Data records for software interfaces -

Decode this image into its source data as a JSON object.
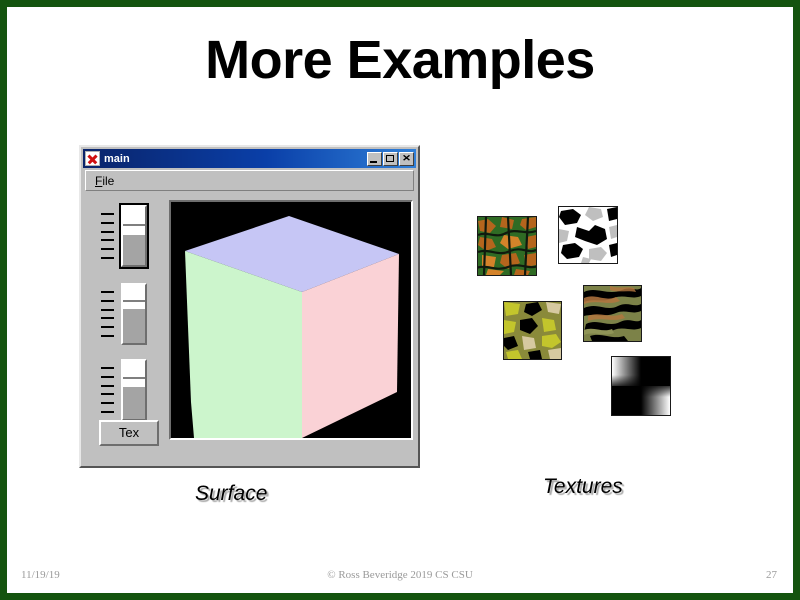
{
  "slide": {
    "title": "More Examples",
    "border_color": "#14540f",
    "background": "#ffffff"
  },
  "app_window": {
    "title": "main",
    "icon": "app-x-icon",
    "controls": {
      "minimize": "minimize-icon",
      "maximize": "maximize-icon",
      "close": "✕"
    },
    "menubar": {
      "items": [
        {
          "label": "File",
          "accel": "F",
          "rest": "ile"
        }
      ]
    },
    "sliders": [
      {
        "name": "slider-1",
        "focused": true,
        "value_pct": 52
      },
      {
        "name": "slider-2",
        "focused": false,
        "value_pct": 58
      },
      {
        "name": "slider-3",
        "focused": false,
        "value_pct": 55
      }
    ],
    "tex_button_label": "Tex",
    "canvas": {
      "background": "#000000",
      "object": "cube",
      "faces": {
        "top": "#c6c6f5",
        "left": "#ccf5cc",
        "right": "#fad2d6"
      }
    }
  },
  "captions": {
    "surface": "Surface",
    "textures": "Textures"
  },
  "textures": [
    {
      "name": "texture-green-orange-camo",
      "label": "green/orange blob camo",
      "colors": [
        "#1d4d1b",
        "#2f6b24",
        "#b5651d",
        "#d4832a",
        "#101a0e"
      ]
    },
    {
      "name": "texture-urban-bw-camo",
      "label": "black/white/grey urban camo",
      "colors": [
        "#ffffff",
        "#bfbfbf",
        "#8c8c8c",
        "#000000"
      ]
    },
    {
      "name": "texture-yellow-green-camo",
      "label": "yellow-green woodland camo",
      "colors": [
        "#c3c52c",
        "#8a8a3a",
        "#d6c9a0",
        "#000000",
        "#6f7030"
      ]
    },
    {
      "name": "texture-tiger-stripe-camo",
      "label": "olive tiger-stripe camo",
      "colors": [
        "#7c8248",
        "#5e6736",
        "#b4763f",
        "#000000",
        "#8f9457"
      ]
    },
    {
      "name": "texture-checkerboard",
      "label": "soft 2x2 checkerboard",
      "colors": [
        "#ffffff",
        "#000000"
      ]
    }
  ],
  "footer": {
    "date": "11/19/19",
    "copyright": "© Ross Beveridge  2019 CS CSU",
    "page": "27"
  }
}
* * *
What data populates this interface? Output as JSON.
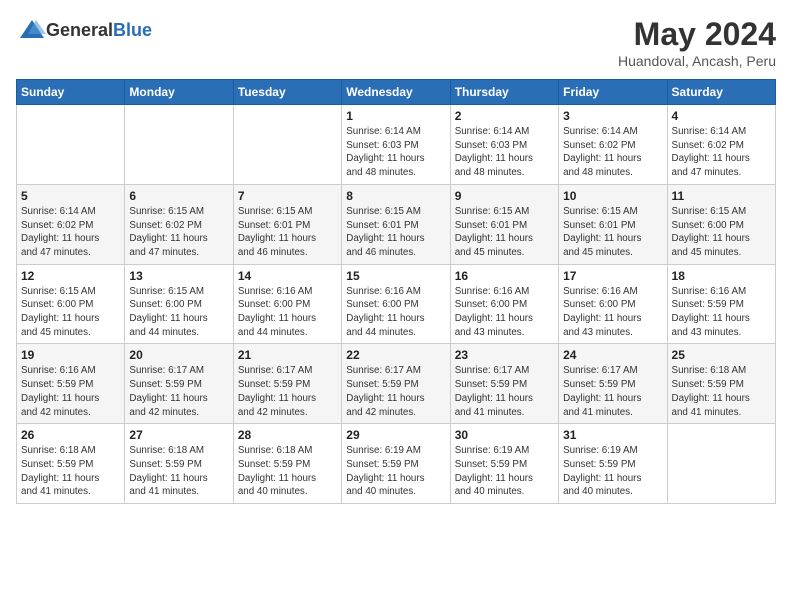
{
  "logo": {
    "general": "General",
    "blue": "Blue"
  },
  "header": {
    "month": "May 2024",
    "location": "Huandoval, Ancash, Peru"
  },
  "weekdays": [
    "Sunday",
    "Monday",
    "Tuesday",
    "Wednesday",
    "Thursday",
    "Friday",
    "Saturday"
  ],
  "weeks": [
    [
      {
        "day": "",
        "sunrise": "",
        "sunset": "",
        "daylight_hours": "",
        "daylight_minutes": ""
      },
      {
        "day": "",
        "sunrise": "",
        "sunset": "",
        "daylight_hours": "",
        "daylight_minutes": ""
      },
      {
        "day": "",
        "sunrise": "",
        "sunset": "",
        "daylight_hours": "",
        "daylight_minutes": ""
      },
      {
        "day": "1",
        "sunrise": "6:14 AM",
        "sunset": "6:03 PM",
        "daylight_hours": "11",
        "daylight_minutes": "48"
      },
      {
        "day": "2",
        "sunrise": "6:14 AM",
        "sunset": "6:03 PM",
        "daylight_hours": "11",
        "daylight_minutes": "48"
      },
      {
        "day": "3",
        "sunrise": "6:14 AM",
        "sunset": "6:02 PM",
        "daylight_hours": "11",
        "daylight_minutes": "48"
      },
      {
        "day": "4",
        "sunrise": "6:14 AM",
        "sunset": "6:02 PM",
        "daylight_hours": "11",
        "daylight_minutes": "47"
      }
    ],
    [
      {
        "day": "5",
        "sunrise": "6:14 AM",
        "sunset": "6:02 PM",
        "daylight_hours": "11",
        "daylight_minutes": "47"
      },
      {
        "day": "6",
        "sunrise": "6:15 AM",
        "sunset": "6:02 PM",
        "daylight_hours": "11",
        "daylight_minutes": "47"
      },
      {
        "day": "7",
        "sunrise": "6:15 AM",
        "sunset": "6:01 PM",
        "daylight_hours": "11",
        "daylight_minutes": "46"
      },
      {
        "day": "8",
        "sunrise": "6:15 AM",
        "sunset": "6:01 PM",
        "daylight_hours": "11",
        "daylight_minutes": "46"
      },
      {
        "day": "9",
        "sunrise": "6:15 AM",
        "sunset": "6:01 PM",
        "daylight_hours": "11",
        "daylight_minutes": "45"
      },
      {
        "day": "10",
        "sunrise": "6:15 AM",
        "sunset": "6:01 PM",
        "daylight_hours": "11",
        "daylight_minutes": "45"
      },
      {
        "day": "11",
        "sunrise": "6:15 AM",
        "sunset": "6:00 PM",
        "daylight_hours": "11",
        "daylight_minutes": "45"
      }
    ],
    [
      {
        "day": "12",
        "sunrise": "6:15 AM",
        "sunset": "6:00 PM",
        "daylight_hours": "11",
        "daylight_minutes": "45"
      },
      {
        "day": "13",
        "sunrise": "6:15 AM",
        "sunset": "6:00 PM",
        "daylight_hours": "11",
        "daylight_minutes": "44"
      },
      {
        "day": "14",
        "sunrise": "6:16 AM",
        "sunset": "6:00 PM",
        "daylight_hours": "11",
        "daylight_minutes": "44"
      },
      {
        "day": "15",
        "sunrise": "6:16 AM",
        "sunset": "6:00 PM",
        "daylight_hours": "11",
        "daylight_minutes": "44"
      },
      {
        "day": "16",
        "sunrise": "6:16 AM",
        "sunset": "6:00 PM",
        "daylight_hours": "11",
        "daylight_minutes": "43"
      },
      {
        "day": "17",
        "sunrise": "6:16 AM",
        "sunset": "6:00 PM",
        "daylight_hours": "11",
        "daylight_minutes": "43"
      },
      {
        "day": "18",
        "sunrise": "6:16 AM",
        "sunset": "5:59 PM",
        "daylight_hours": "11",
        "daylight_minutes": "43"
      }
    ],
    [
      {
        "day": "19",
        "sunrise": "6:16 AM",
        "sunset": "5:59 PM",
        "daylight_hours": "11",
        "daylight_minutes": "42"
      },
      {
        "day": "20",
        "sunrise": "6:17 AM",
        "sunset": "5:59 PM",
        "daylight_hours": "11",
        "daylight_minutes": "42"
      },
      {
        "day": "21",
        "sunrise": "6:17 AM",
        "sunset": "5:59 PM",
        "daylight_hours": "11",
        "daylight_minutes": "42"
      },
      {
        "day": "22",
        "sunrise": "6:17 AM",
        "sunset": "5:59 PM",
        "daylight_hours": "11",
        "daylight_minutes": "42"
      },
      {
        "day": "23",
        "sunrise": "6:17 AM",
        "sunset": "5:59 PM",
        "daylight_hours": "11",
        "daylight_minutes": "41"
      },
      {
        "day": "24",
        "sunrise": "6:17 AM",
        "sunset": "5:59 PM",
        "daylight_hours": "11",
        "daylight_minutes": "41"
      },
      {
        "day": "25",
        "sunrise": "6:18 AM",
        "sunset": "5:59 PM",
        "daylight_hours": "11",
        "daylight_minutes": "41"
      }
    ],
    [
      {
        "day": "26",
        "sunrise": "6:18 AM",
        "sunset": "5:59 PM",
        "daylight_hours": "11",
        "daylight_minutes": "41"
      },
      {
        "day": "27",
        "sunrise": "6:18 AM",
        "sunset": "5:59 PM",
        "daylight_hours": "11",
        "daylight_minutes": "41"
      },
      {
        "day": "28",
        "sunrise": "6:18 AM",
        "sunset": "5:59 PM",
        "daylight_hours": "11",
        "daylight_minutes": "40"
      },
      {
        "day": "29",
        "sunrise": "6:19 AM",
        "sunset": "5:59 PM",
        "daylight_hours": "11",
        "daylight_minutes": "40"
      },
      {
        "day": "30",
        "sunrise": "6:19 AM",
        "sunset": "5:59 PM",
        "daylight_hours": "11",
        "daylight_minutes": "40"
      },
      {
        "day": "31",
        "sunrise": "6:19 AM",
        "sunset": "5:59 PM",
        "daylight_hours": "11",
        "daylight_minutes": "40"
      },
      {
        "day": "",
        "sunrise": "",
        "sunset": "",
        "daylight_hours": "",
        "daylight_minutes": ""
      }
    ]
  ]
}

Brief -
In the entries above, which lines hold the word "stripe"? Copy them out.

Exercise output -
      "name": "texture-tiger-stripe-camo",
      "label": "olive tiger-stripe camo",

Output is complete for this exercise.